PROBLEM TO WORK ON:
An exact, complete copy of the entries below is required, minus any pictures.

(Data about app and page elements)
[Start of Attachment]

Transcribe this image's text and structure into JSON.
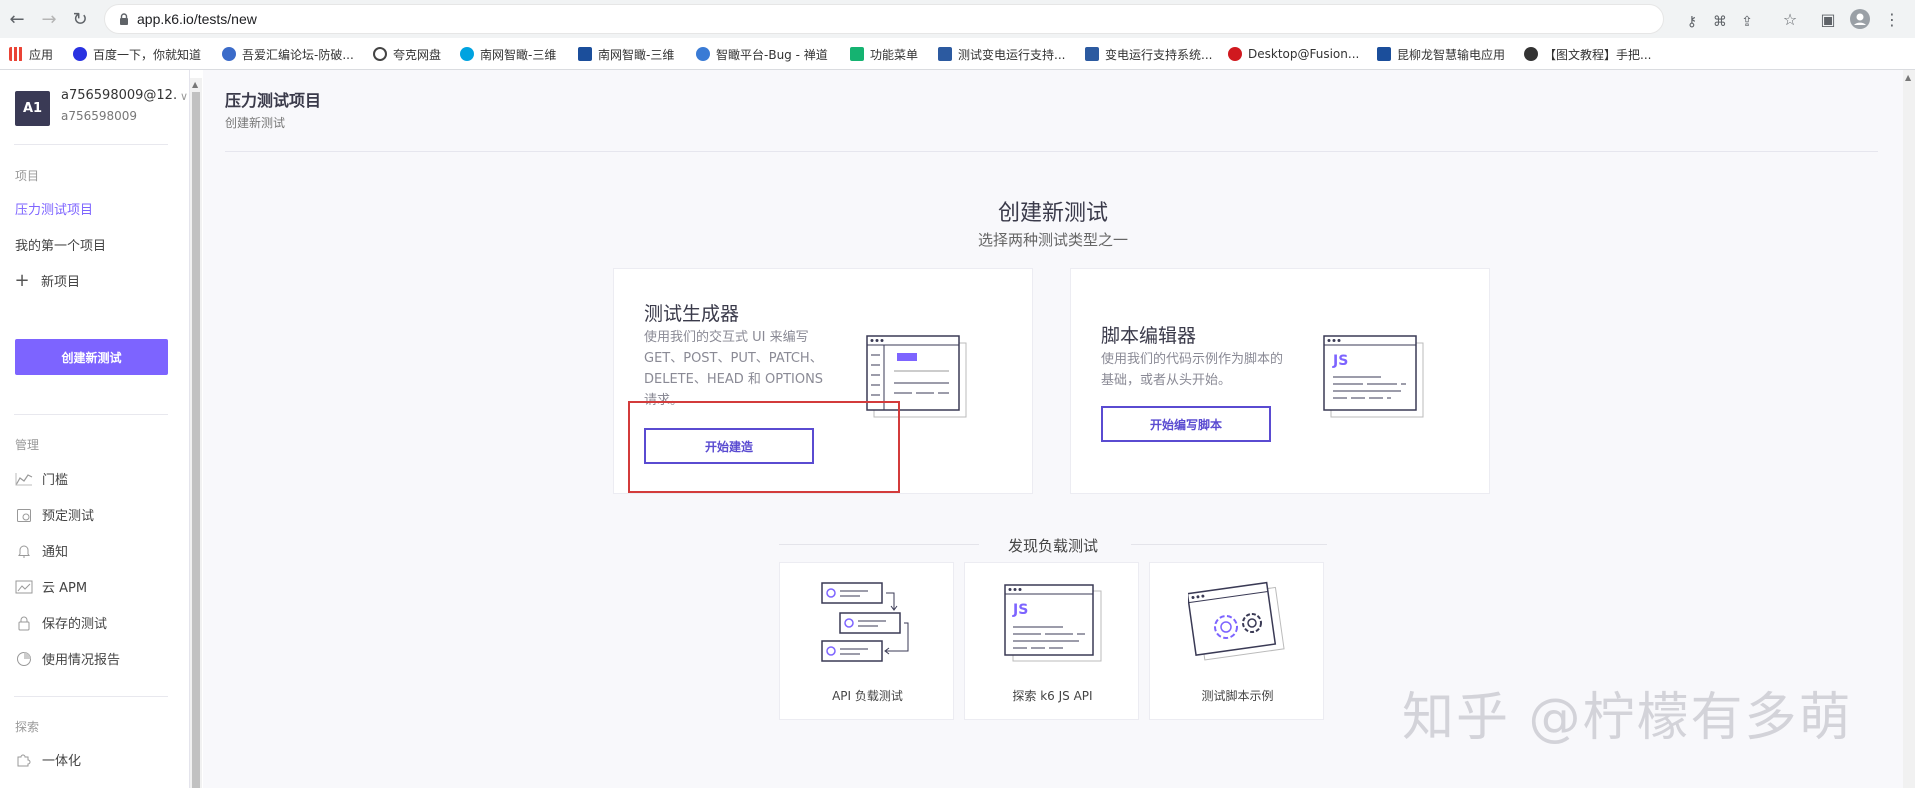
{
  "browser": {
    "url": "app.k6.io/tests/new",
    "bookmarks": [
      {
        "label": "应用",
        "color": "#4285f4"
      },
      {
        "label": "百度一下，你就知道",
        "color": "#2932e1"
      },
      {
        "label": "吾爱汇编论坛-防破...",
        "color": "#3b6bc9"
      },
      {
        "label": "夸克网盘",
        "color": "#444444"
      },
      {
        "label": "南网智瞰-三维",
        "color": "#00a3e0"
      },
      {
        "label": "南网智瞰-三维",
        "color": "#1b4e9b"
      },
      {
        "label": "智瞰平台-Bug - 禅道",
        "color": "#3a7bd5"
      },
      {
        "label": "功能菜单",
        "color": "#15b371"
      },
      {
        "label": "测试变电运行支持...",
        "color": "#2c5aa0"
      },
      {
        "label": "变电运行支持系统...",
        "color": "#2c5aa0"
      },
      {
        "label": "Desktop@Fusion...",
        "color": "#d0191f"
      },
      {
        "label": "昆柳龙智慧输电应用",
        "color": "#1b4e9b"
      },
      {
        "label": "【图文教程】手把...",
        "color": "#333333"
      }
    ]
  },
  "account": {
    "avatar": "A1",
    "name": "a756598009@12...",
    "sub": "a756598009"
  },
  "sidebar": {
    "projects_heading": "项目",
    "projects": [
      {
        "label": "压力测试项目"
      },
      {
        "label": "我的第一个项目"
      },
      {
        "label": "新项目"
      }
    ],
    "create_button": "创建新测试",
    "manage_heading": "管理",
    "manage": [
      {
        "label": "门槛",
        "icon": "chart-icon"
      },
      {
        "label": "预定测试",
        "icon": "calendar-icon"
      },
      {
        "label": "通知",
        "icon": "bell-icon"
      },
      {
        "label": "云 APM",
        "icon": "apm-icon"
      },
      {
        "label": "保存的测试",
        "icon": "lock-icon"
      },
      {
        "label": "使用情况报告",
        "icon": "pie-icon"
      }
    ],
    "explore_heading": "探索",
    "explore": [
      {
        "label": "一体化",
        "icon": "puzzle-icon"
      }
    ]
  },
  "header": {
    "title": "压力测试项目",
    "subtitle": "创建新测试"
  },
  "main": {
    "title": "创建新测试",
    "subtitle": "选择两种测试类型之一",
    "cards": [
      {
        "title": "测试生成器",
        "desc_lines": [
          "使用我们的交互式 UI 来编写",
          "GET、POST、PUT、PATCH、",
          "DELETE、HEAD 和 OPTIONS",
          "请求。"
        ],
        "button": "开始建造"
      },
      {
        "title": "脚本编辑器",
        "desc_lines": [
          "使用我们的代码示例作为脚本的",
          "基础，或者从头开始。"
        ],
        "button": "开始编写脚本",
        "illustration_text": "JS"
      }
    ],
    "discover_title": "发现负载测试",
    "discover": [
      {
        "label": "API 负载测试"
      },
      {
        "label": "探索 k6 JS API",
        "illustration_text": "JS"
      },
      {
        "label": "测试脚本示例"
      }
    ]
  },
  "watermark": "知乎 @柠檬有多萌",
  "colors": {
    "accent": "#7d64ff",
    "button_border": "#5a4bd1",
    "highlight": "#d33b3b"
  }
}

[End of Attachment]

EXERCISE RESPONSE:
Transcribe this image's text and structure into JSON.
{
  "browser": {
    "url": "app.k6.io/tests/new",
    "bookmarks": [
      {
        "label": "应用",
        "color": "#4285f4"
      },
      {
        "label": "百度一下，你就知道",
        "color": "#2932e1"
      },
      {
        "label": "吾爱汇编论坛-防破...",
        "color": "#3b6bc9"
      },
      {
        "label": "夸克网盘",
        "color": "#444444"
      },
      {
        "label": "南网智瞰-三维",
        "color": "#00a3e0"
      },
      {
        "label": "南网智瞰-三维",
        "color": "#1b4e9b"
      },
      {
        "label": "智瞰平台-Bug - 禅道",
        "color": "#3a7bd5"
      },
      {
        "label": "功能菜单",
        "color": "#15b371"
      },
      {
        "label": "测试变电运行支持...",
        "color": "#2c5aa0"
      },
      {
        "label": "变电运行支持系统...",
        "color": "#2c5aa0"
      },
      {
        "label": "Desktop@Fusion...",
        "color": "#d0191f"
      },
      {
        "label": "昆柳龙智慧输电应用",
        "color": "#1b4e9b"
      },
      {
        "label": "【图文教程】手把...",
        "color": "#333333"
      }
    ]
  },
  "account": {
    "avatar": "A1",
    "name": "a756598009@12...",
    "sub": "a756598009"
  },
  "sidebar": {
    "projects_heading": "项目",
    "projects": [
      {
        "label": "压力测试项目"
      },
      {
        "label": "我的第一个项目"
      },
      {
        "label": "新项目"
      }
    ],
    "create_button": "创建新测试",
    "manage_heading": "管理",
    "manage": [
      {
        "label": "门槛",
        "icon": "chart-icon"
      },
      {
        "label": "预定测试",
        "icon": "calendar-icon"
      },
      {
        "label": "通知",
        "icon": "bell-icon"
      },
      {
        "label": "云 APM",
        "icon": "apm-icon"
      },
      {
        "label": "保存的测试",
        "icon": "lock-icon"
      },
      {
        "label": "使用情况报告",
        "icon": "pie-icon"
      }
    ],
    "explore_heading": "探索",
    "explore": [
      {
        "label": "一体化",
        "icon": "puzzle-icon"
      }
    ]
  },
  "header": {
    "title": "压力测试项目",
    "subtitle": "创建新测试"
  },
  "main": {
    "title": "创建新测试",
    "subtitle": "选择两种测试类型之一",
    "cards": [
      {
        "title": "测试生成器",
        "desc_lines": [
          "使用我们的交互式 UI 来编写",
          "GET、POST、PUT、PATCH、",
          "DELETE、HEAD 和 OPTIONS",
          "请求。"
        ],
        "button": "开始建造"
      },
      {
        "title": "脚本编辑器",
        "desc_lines": [
          "使用我们的代码示例作为脚本的",
          "基础，或者从头开始。"
        ],
        "button": "开始编写脚本",
        "illustration_text": "JS"
      }
    ],
    "discover_title": "发现负载测试",
    "discover": [
      {
        "label": "API 负载测试"
      },
      {
        "label": "探索 k6 JS API",
        "illustration_text": "JS"
      },
      {
        "label": "测试脚本示例"
      }
    ]
  },
  "watermark": "知乎 @柠檬有多萌",
  "colors": {
    "accent": "#7d64ff",
    "button_border": "#5a4bd1",
    "highlight": "#d33b3b"
  }
}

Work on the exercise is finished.